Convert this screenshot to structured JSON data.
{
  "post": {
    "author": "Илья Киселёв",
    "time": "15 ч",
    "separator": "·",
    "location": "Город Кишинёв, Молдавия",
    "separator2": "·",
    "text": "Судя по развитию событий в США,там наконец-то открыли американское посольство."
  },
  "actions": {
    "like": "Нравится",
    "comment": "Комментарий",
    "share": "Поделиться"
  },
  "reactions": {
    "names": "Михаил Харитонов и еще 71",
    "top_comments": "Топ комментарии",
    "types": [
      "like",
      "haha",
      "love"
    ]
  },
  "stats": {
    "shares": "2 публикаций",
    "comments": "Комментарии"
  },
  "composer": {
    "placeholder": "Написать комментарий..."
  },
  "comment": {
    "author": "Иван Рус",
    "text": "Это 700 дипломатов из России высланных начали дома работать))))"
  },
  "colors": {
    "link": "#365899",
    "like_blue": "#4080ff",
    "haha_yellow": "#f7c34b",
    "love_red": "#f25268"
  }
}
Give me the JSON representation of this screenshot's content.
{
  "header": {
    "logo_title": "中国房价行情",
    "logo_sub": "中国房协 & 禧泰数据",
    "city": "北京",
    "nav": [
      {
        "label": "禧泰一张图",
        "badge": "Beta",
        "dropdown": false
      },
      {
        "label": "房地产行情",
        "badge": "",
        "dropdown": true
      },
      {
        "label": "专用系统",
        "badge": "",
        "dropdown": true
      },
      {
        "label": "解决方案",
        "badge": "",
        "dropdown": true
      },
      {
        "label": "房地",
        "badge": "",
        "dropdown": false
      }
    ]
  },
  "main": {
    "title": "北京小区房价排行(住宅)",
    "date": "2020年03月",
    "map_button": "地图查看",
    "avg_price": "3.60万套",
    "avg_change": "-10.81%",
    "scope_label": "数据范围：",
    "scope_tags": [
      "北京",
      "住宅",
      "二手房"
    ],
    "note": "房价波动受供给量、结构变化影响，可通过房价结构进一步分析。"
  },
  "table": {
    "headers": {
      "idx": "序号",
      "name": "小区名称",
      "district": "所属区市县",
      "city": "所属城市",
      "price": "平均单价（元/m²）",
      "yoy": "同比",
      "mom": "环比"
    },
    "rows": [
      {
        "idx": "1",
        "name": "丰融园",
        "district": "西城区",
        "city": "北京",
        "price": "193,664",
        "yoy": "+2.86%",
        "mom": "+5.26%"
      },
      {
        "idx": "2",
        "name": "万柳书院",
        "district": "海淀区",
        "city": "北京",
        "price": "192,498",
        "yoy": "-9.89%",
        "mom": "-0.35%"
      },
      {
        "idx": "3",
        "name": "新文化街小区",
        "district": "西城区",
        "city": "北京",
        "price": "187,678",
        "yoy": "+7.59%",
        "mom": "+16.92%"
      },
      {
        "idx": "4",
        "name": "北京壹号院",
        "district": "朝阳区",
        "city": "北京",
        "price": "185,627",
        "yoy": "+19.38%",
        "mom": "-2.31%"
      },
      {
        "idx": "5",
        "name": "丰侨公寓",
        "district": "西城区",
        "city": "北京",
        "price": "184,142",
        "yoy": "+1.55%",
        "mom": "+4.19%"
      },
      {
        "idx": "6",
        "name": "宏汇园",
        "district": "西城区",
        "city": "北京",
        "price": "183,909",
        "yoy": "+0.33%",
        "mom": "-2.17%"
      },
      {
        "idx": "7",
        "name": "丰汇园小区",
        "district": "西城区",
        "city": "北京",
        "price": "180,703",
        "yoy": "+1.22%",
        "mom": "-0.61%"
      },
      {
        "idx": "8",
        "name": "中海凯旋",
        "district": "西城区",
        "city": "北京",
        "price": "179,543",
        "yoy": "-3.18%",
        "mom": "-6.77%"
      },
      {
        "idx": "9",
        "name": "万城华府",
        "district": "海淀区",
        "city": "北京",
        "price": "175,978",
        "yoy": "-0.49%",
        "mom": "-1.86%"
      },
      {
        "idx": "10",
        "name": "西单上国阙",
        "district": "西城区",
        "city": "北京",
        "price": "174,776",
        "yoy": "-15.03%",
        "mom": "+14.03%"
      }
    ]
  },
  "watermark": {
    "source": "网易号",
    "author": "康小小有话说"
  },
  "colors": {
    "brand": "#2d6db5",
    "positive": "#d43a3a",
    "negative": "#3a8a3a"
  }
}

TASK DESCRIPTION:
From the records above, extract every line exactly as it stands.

TASK RESULT:
Convert this screenshot to structured JSON data.
{
  "post": {
    "author": "Илья Киселёв",
    "time": "15 ч",
    "separator": "·",
    "location": "Город Кишинёв, Молдавия",
    "separator2": "·",
    "text": "Судя по развитию событий в США,там наконец-то открыли американское посольство."
  },
  "actions": {
    "like": "Нравится",
    "comment": "Комментарий",
    "share": "Поделиться"
  },
  "reactions": {
    "names": "Михаил Харитонов и еще 71",
    "top_comments": "Топ комментарии",
    "types": [
      "like",
      "haha",
      "love"
    ]
  },
  "stats": {
    "shares": "2 публикаций",
    "comments": "Комментарии"
  },
  "composer": {
    "placeholder": "Написать комментарий..."
  },
  "comment": {
    "author": "Иван Рус",
    "text": "Это 700 дипломатов из России высланных начали дома работать))))"
  },
  "colors": {
    "link": "#365899",
    "like_blue": "#4080ff",
    "haha_yellow": "#f7c34b",
    "love_red": "#f25268"
  }
}
Give me the JSON representation of this screenshot's content.
{
  "header": {
    "logo_title": "中国房价行情",
    "logo_sub": "中国房协 & 禧泰数据",
    "city": "北京",
    "nav": [
      {
        "label": "禧泰一张图",
        "badge": "Beta",
        "dropdown": false
      },
      {
        "label": "房地产行情",
        "badge": "",
        "dropdown": true
      },
      {
        "label": "专用系统",
        "badge": "",
        "dropdown": true
      },
      {
        "label": "解决方案",
        "badge": "",
        "dropdown": true
      },
      {
        "label": "房地",
        "badge": "",
        "dropdown": false
      }
    ]
  },
  "main": {
    "title": "北京小区房价排行(住宅)",
    "date": "2020年03月",
    "map_button": "地图查看",
    "avg_price": "3.60万套",
    "avg_change": "-10.81%",
    "scope_label": "数据范围：",
    "scope_tags": [
      "北京",
      "住宅",
      "二手房"
    ],
    "note": "房价波动受供给量、结构变化影响，可通过房价结构进一步分析。"
  },
  "table": {
    "headers": {
      "idx": "序号",
      "name": "小区名称",
      "district": "所属区市县",
      "city": "所属城市",
      "price": "平均单价（元/m²）",
      "yoy": "同比",
      "mom": "环比"
    },
    "rows": [
      {
        "idx": "1",
        "name": "丰融园",
        "district": "西城区",
        "city": "北京",
        "price": "193,664",
        "yoy": "+2.86%",
        "mom": "+5.26%"
      },
      {
        "idx": "2",
        "name": "万柳书院",
        "district": "海淀区",
        "city": "北京",
        "price": "192,498",
        "yoy": "-9.89%",
        "mom": "-0.35%"
      },
      {
        "idx": "3",
        "name": "新文化街小区",
        "district": "西城区",
        "city": "北京",
        "price": "187,678",
        "yoy": "+7.59%",
        "mom": "+16.92%"
      },
      {
        "idx": "4",
        "name": "北京壹号院",
        "district": "朝阳区",
        "city": "北京",
        "price": "185,627",
        "yoy": "+19.38%",
        "mom": "-2.31%"
      },
      {
        "idx": "5",
        "name": "丰侨公寓",
        "district": "西城区",
        "city": "北京",
        "price": "184,142",
        "yoy": "+1.55%",
        "mom": "+4.19%"
      },
      {
        "idx": "6",
        "name": "宏汇园",
        "district": "西城区",
        "city": "北京",
        "price": "183,909",
        "yoy": "+0.33%",
        "mom": "-2.17%"
      },
      {
        "idx": "7",
        "name": "丰汇园小区",
        "district": "西城区",
        "city": "北京",
        "price": "180,703",
        "yoy": "+1.22%",
        "mom": "-0.61%"
      },
      {
        "idx": "8",
        "name": "中海凯旋",
        "district": "西城区",
        "city": "北京",
        "price": "179,543",
        "yoy": "-3.18%",
        "mom": "-6.77%"
      },
      {
        "idx": "9",
        "name": "万城华府",
        "district": "海淀区",
        "city": "北京",
        "price": "175,978",
        "yoy": "-0.49%",
        "mom": "-1.86%"
      },
      {
        "idx": "10",
        "name": "西单上国阙",
        "district": "西城区",
        "city": "北京",
        "price": "174,776",
        "yoy": "-15.03%",
        "mom": "+14.03%"
      }
    ]
  },
  "watermark": {
    "source": "网易号",
    "author": "康小小有话说"
  },
  "colors": {
    "brand": "#2d6db5",
    "positive": "#d43a3a",
    "negative": "#3a8a3a"
  }
}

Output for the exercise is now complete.